Each week as part of SunLit — The Sun’s literature section — we feature staff recommendations from book stores across Colorado. This week, staff from Poor Richard’s Books in Colorado Springs recommend “The Cabinet of Dr. Leng,” “Cheap Land Colorado” and “Foster.”
The Cabinet of Dr. Leng
By Douglas Preston & Lincoln Child
Grand Central Publishing
From the publisher: Preston & Child continue their #1 bestselling series featuring FBI Special Agent Pendergast and Constance Greene, as they cross paths with New York’s deadliest serial killer: Pendergast’s own ancestor…and now his greatest foe. An incredible journey: Astoundingly, Constance has found a way back to the place of her origins, New York City in the late 1800s, leaping at the chance, although it means leaving the present forever. A desperate opportunity: Constance sets off on a quest to prevent the events that lead to the deaths of her sister and brother. But along the road to redemption, Manhattan’s most infamous serial killer, Dr. Enoch Leng, lies in wait, ready to strike at the slightest provocation. Unimaginable odds: Meanwhile, in contemporary New York, Pendergast feverishly searches for a way to reunite with Constance — but will he discover a way back to her before it’s too late?
From Jeffery Payne, Assistant Retail Manager: Sometimes we just need a story to carry us along so we can escape our little microcosms that we have created for ourselves. In Preston and Child’s Pendergast stories we can do just that. The quirky FBI agent and his enigmatic “ward” are again tackling seemingly insurmountable odds in the latest installment of the best-selling series. Somehow the reader can readily accept the time travel aspect. It feels believable.

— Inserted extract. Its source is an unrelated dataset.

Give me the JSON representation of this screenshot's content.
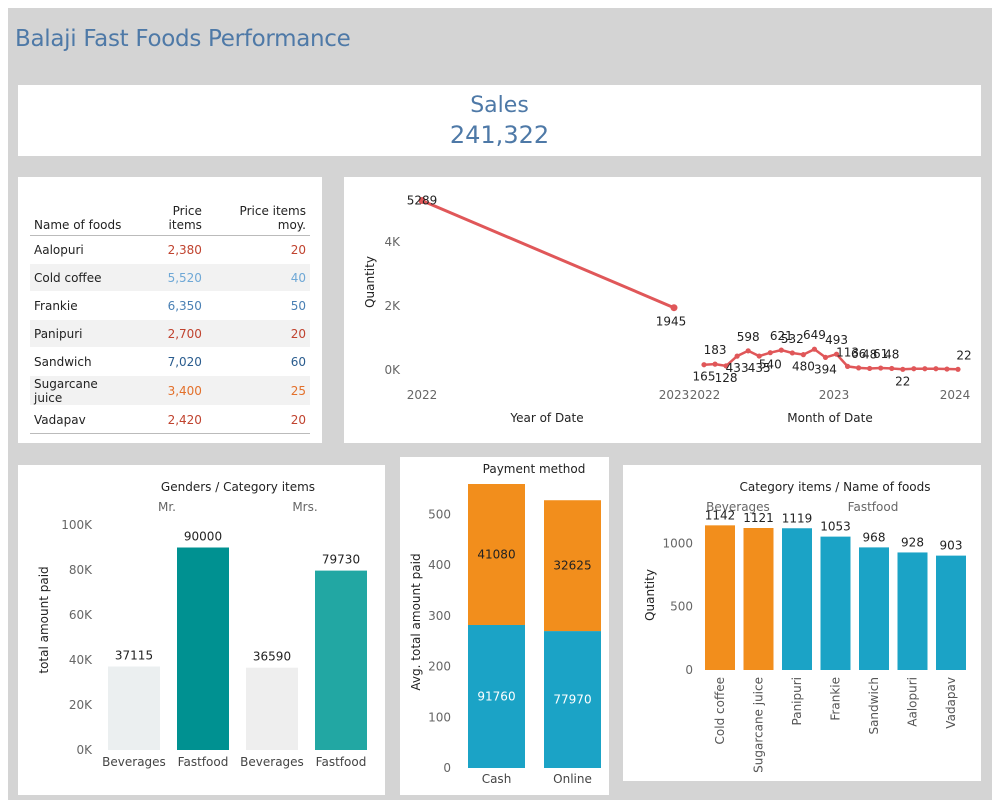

A fun and fast-paced read to distract and engage the reader.
Cheap Land Colorado: Off-Gridders at America’s Edge
By Ted Conover
From the publisher: From Pulitzer Prize finalist and National Book Critics Circle Award-winning author of “Newjack,” a passage through an America lived wild and off the grid, where along with independence and stunning views come fierce winds, neighbors with criminal pasts, and minimal government and medical services.
From Jeffery Payne, Assistant Retail Manager: Many of us have driven over Wilkerson Pass and dipped into the eastern edge of South Park. We journey the solitary highway past grazing herds of antelope as we hustle to get to the “pretty parts” of Colorado — Salida, Buena Vista, the collegiate peaks and points beyond. That section of Highway 24, the hard scrabble prairie, is crisscrossed by gravel roads on both sides of the highway, neatly platted long ago by a developer’s dream. Today that area is just a pass-through with dilapidated trailers, rusty vans, frayed flags, fencing and boundaries marked by cast-off shipping pallets.
We speed through, and think, “Who the hell lives here…and why?”
Ted Conover’s exceptional and insightful book leans into that question, and, while there is no one answer, we gain a perspective that makes us appreciate another person’s journey.
From the San Luis Valley area of southern Colorado, Conover’s expert eye and experience breaks through stereotypes of all sorts, giving us some understanding of who…and why. The stories and reasons are plentiful and varied.
These people moved to the middle of nowhere, to be left alone so they can pursue their own beliefs without bother — that doesn’t quite work out for most of them but they hold on to that idea. In that pursuit, practically all of them discover that in order to be alone, they need the help of their neighbors and friends.What struck me the most is the humanity of each person we are introduced to. Despite the vast variety of personal beliefs and passions, this community comes together without question to help one another.
By Claire Keegan
From the publisher: An international bestseller, Claire Keegan’s piercing contemporary classic is a heartbreaking story of childhood, loss, and love; now released as a standalone book for the first time ever in the U.S. It is a hot summer in rural Ireland. A child is taken by her father to live with relatives on a farm, not knowing when or if she will be brought home again. In the Kinsellas’ house, she finds an affection and warmth she has not known and slowly, in their care, begins to blossom. But there is something unspoken in this new household — where everything is so well tended to — and this summer must soon come to an end. A story of astonishing emotional depth, “Foster” showcases Claire Keegan’s great talent and secures her reputation as one of our most important storytellers.
From Jeffery Payne, Assistant Retail Manager: Imagine discovering that missing element in your bare difficult life, and then not wanting to let it go, ever. This supremely potent and compact novel brings us surprise and awe as the story emerges and gently unfolds. Languid and lush, with concise narration and dialogue featuring brilliant writing at its finest. The magical and subtle way Keegan introduces us to the rainy season after a long and harsh dry spell in reality and figuratively, is breathtaking and sublime. An absolute gut-wrenching must-read.
THIS WEEK’S BOOK RECS COME FROM:
Poor Richard’s Books
320 N. Tejon St., Colorado Springs
As part of The Colorado Sun’s literature section — SunLit — we’re featuring staff picks from book stores across the state. Read more.